the integer promotions are performed on both operands. Then the following rules are applied to the promoted operands:
If both operands have the same type, then no further conversion is needed.
Otherwise, if both operands have signed integer types or both have unsigned integer types, the operand with the type of lesser integer conversion rank is converted to the type of the operand with greater rank.
Otherwise, if the operand that has unsigned integer type has rank greater or equal to the rank of the type of the other operand, then the operand with signed integer type is converted to the type of the operand with unsigned integer type.
int
and unsigned int
have the same coversion rank, so whenever you do an operation on an int
and an unsigned int
, the int
will be converted to unsigned
.
In you case, that causes the value of b (-10) to become a very large number. You then add 5 to it, which is still very large (but not large enough to wrap around back to zero), so the result of >
is true.
-10
when converted to unsigned
is equal to UINT_MAX - 9
where UINT_MAX
is available in <limits.h>
and represents the maximum (implementation-defined) value that an unsigned
can represent. Also, the reason a + b
gives a positive value is not related to wrapping - it is because it has an unsigned
result which can never be negative.
– Peter
Mar 10 '18 at 0:59
6.3.1.1 Boolean, characters, and integers and 6.3.1.8 Usual arithmetic conversions (thanks Chris)
If an int can represent all values of the original type (as restricted by the width, for a bit-field), the value is converted to an int; otherwise, it is converted to an unsigned int. These are called the integer promotions.58) All other types are unchanged by the integer promotions.
and
...if the operand that has unsigned integer type has rank greater or equal to the rank of the type of the other operand, then the operand with signed integer type is converted to the type of the operand with unsigned integer type.
You addition involves an unsigned
and an int
, int
cannot represent all values of unsigned
, so the value is converted to an unsigned int
.
By default, your int
gets promoted to an unsigned int
, according to the usual arithmetic conversions:
[...] if the operand that has unsigned integer type has rank greater or equal to the rank of the type of the other operand, then the operand with signed integer type is converted to the type of the operand with unsigned integer type.
You need to cast a
to int
for this ternary to work as you expect:
((int)a + b) > 0 ? printf("greater than 0") : printf("less than 0");
In your print statement, you are converting a and b to their signed int representation before you add them together. You are not doing so for your conditional.
printf("%d\n", a + b);
actually has undefined behavior. The result ofa + b
is of typeunsigned int
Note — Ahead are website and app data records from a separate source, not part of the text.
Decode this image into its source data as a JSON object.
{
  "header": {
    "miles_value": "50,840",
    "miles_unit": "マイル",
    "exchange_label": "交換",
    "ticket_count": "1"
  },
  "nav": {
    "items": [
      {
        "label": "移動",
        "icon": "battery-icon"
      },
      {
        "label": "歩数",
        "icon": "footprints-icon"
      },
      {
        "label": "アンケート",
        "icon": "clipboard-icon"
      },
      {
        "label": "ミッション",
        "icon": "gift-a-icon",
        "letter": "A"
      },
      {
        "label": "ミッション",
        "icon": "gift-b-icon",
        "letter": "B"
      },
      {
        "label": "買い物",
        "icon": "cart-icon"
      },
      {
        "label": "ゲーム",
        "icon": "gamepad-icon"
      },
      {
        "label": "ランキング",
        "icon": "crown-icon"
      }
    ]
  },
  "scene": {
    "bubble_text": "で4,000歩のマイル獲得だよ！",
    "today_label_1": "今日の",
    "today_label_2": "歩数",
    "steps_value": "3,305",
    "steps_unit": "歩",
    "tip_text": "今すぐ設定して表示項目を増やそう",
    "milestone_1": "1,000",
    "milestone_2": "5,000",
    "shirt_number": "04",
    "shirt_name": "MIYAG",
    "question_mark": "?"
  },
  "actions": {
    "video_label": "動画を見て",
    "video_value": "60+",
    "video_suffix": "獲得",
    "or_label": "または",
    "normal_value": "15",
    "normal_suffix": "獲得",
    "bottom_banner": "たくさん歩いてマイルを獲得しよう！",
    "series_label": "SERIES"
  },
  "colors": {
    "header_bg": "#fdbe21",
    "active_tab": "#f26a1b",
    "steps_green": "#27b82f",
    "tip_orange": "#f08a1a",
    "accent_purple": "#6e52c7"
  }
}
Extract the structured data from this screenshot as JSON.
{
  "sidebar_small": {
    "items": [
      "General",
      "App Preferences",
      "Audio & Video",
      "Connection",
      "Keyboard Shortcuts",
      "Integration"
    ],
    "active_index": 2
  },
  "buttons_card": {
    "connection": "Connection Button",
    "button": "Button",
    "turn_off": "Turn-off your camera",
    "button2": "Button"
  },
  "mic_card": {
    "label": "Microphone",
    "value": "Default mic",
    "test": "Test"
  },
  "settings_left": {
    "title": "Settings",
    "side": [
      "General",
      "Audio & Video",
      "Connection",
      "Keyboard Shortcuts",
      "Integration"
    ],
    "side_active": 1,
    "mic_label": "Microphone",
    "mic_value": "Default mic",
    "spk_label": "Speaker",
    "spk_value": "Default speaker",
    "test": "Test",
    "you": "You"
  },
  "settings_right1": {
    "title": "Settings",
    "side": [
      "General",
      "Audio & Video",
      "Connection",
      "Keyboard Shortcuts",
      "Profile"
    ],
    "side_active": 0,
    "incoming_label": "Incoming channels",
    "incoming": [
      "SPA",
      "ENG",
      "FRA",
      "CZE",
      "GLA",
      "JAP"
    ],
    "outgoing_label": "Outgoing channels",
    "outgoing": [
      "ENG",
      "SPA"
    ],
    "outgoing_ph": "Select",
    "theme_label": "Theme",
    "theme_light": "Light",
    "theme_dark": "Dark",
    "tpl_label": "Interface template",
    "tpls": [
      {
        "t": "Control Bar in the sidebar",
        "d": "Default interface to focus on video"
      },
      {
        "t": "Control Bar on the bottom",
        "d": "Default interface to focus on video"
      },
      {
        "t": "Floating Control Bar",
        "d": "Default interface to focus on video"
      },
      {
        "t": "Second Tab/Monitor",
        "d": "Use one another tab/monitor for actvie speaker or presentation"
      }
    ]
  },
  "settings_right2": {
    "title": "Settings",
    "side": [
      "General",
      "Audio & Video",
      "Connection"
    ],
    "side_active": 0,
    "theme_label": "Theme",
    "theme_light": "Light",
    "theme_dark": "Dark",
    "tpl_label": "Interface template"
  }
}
, but"%d"
requires an argument of typeint
. It's OK if the value is within the range of but types, but that's not the case here. – Keith Thompson Mar 10 '18 at 0:42